(Page and application data records)
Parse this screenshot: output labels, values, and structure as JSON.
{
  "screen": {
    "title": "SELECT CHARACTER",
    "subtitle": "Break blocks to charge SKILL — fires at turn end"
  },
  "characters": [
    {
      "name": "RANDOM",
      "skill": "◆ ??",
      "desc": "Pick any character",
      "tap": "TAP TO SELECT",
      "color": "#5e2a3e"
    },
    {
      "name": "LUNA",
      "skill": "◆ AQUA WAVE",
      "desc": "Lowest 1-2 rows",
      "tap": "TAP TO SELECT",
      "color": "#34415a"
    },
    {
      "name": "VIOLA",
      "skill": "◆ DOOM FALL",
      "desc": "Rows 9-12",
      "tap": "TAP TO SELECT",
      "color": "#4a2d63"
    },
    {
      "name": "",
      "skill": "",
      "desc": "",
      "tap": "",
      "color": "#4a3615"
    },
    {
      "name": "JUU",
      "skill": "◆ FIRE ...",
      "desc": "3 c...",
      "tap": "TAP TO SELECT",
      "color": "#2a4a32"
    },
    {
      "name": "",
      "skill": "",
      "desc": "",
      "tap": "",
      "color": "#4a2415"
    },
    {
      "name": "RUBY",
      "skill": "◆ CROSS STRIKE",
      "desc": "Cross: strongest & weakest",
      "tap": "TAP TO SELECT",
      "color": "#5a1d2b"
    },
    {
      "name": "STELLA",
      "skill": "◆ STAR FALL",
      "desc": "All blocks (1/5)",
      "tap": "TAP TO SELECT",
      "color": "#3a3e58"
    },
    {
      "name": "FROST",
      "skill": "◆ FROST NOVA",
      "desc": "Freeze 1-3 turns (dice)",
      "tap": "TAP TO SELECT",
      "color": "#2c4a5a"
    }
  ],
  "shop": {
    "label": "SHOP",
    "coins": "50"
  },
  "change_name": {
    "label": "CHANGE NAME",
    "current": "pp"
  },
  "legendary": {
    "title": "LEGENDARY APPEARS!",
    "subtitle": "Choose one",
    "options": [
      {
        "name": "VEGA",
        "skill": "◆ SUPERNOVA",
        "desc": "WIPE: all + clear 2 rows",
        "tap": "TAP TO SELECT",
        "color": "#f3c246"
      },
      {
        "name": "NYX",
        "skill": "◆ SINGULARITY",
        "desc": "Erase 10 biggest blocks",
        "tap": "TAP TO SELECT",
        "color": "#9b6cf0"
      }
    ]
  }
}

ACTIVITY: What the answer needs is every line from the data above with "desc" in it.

RESULT OF THIS EXERCISE:
      "desc": "Pick any character",
      "desc": "Lowest 1-2 rows",
      "desc": "Rows 9-12",
      "desc": "",
      "desc": "3 c...",
      "desc": "",
      "desc": "Cross: strongest & weakest",
      "desc": "All blocks (1/5)",
      "desc": "Freeze 1-3 turns (dice)",
        "desc": "WIPE: all + clear 2 rows",
        "desc": "Erase 10 biggest blocks",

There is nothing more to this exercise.